---------- Extracted records ----------
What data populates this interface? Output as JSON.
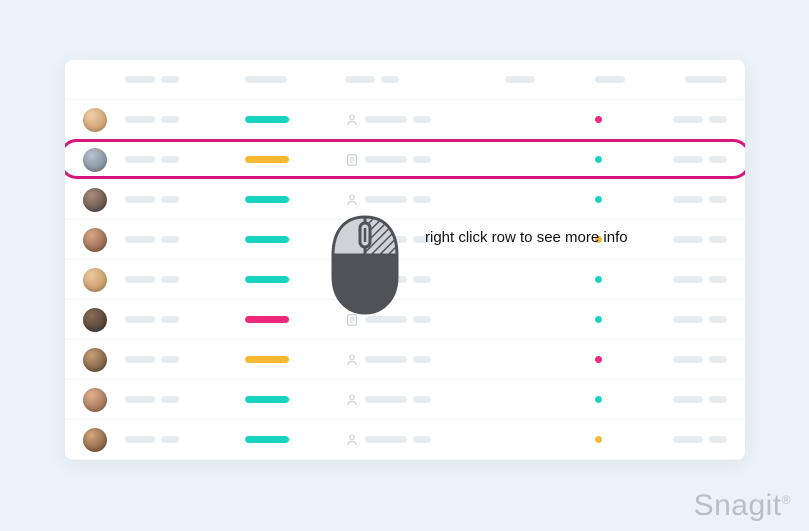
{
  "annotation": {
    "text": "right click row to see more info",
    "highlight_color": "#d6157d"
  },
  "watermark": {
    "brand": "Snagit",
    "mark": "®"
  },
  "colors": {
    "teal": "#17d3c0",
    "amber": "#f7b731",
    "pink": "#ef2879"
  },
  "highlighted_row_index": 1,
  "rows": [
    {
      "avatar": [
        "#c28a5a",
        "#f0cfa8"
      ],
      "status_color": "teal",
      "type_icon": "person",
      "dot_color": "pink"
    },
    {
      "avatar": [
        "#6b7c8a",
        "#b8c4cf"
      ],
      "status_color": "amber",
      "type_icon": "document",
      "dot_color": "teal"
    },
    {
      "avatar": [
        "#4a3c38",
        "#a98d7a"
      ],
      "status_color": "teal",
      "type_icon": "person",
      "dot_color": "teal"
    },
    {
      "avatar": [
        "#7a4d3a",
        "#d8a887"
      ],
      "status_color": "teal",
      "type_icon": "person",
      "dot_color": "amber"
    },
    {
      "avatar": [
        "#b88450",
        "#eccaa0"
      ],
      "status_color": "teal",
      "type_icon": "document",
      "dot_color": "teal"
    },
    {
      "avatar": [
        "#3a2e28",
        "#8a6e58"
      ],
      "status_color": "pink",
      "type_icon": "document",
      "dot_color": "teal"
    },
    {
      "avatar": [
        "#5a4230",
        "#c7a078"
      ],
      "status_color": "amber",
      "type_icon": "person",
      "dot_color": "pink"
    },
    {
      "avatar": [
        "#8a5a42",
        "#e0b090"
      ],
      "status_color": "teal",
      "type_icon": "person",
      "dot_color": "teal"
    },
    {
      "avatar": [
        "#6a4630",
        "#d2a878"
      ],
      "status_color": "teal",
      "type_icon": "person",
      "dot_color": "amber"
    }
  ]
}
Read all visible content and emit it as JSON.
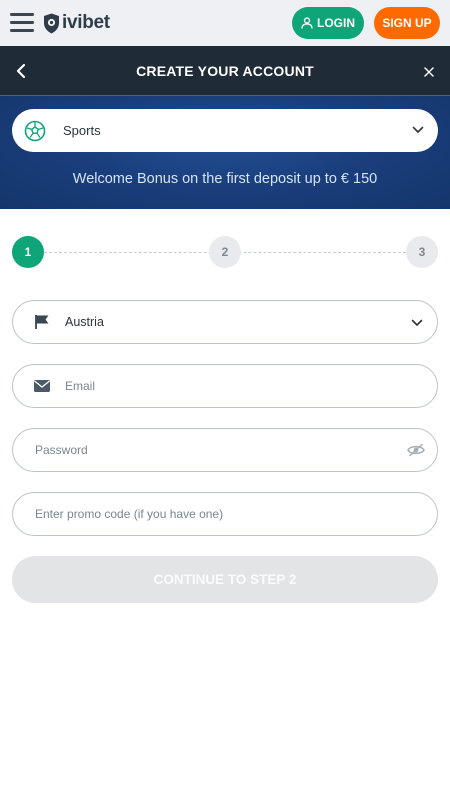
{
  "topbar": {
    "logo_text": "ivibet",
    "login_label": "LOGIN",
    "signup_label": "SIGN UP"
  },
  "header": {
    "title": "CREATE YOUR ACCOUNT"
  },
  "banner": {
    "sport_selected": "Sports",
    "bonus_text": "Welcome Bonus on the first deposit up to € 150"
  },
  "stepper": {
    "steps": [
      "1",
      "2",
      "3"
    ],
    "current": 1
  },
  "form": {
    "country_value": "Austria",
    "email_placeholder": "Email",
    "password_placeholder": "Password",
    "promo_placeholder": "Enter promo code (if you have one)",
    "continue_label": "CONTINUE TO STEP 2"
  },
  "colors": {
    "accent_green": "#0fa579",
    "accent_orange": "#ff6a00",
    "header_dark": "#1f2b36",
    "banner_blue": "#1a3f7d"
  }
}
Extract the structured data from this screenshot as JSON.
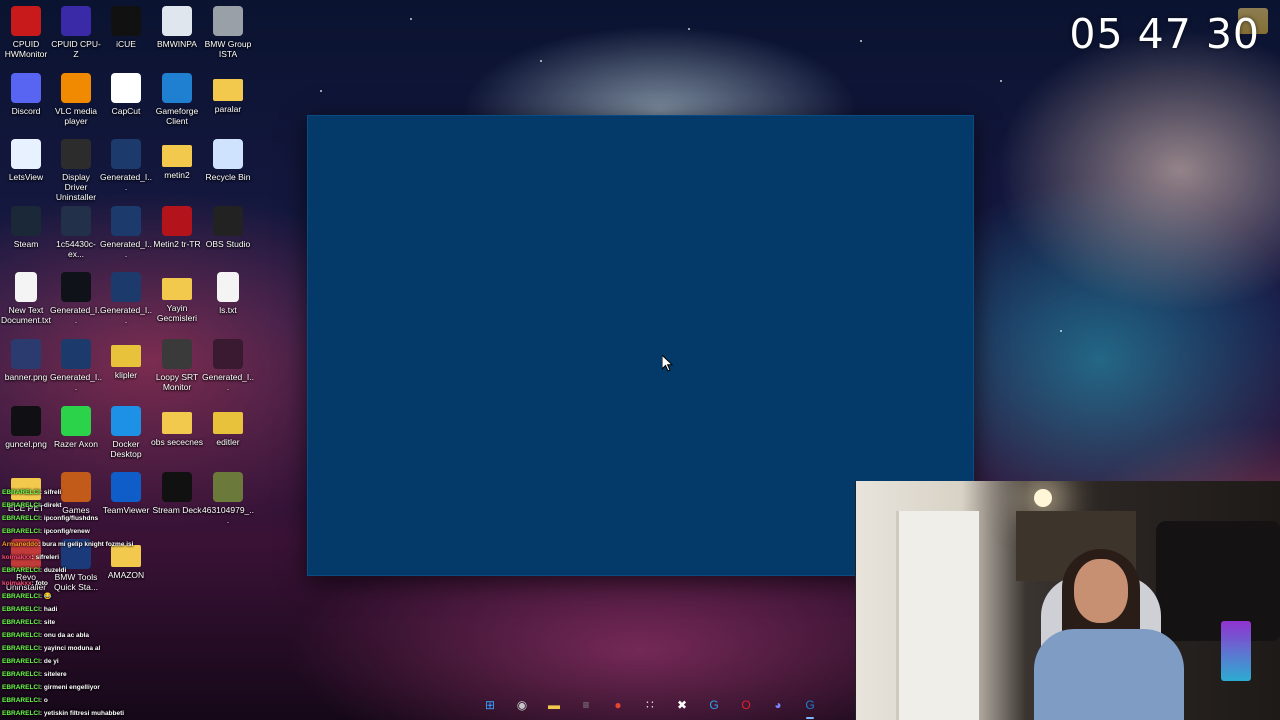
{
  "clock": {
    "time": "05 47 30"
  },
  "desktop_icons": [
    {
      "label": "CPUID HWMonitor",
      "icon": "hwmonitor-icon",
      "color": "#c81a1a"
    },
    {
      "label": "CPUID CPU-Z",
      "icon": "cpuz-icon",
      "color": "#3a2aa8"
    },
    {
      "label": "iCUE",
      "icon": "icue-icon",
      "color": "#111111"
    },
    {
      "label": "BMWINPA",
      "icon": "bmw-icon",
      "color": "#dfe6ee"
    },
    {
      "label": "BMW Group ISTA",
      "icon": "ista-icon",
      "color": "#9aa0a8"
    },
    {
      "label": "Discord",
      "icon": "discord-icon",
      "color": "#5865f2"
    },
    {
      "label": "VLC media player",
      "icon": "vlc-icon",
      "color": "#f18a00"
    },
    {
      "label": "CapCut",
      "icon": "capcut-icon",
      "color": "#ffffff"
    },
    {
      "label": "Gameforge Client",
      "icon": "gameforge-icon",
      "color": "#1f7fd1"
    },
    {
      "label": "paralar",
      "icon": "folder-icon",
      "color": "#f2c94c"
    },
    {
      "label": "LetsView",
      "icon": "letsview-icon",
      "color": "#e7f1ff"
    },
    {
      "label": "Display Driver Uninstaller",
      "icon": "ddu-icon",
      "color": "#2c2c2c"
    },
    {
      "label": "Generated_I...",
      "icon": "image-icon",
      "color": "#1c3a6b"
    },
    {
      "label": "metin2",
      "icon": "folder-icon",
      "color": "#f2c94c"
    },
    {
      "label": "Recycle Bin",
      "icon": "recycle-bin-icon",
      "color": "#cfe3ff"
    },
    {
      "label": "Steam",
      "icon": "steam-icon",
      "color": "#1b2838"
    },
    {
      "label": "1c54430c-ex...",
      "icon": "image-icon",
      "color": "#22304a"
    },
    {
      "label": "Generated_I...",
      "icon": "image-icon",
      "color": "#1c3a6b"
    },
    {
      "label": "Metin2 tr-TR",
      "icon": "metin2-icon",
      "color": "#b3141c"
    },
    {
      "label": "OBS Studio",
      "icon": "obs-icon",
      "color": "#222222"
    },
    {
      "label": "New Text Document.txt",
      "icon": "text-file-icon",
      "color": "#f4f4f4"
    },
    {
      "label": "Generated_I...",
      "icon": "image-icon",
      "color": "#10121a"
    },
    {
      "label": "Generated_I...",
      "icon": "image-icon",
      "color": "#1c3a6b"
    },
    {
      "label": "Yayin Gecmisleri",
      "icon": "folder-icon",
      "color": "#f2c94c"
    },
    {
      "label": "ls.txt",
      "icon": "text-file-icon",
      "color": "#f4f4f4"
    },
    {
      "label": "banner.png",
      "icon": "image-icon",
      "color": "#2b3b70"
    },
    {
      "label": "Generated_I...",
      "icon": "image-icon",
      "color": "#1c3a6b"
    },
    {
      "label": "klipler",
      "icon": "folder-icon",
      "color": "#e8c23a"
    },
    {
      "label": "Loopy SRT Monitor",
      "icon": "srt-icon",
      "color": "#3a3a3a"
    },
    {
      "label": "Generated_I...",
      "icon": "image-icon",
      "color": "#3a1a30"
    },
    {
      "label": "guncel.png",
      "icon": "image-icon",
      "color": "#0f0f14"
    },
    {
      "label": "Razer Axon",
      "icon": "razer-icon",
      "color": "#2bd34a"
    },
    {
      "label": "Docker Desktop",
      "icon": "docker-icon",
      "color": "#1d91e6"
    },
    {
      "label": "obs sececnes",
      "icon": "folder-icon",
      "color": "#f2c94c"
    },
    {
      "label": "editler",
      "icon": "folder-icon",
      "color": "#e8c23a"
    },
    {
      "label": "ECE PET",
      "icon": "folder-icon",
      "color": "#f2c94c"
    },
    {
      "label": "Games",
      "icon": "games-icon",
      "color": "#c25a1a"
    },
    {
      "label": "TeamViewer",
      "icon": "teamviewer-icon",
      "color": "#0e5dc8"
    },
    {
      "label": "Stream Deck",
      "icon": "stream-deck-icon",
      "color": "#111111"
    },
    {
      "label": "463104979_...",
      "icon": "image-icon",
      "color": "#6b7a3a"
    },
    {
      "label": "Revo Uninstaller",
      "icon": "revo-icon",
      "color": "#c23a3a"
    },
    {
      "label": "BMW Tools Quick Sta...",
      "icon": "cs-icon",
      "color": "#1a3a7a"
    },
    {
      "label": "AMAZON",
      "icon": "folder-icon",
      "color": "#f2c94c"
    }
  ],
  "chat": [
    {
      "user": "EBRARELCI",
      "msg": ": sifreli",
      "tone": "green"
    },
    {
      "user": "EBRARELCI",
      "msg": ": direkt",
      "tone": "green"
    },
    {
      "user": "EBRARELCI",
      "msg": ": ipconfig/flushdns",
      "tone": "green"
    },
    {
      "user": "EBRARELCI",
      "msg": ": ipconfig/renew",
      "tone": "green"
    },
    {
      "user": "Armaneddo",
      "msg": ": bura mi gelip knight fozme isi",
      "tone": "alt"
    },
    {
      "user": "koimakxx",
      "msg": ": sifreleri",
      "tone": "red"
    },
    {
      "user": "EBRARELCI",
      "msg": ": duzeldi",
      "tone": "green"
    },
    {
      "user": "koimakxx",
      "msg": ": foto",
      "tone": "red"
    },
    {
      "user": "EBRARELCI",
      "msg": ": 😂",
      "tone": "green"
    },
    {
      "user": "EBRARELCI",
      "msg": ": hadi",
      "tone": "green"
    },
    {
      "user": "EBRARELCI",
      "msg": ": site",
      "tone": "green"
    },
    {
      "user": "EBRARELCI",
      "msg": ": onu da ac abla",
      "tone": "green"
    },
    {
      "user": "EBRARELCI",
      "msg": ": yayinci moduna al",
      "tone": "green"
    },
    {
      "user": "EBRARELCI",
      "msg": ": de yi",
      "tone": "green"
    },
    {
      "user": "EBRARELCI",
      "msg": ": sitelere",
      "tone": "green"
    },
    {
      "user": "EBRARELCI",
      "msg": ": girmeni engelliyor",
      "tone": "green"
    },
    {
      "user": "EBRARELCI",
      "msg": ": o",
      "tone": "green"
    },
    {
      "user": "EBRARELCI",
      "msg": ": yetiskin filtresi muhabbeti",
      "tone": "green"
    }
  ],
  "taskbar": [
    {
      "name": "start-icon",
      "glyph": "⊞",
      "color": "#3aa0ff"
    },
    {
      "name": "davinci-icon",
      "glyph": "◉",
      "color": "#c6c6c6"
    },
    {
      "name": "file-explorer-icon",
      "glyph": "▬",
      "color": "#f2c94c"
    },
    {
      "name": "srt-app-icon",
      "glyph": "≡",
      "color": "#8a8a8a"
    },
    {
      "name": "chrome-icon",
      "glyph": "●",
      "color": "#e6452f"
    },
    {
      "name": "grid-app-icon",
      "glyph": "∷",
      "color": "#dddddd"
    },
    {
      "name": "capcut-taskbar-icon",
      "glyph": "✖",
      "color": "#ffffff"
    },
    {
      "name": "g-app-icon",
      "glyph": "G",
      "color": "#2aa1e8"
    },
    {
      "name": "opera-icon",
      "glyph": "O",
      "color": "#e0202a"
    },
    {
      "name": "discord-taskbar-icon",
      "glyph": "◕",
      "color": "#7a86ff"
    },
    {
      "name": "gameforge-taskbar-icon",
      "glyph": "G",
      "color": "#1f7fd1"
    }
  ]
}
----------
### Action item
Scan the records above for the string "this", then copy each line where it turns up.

### Answer space
What data populates this interface? Output as JSON.
Extract the structured data from this screenshot as JSON.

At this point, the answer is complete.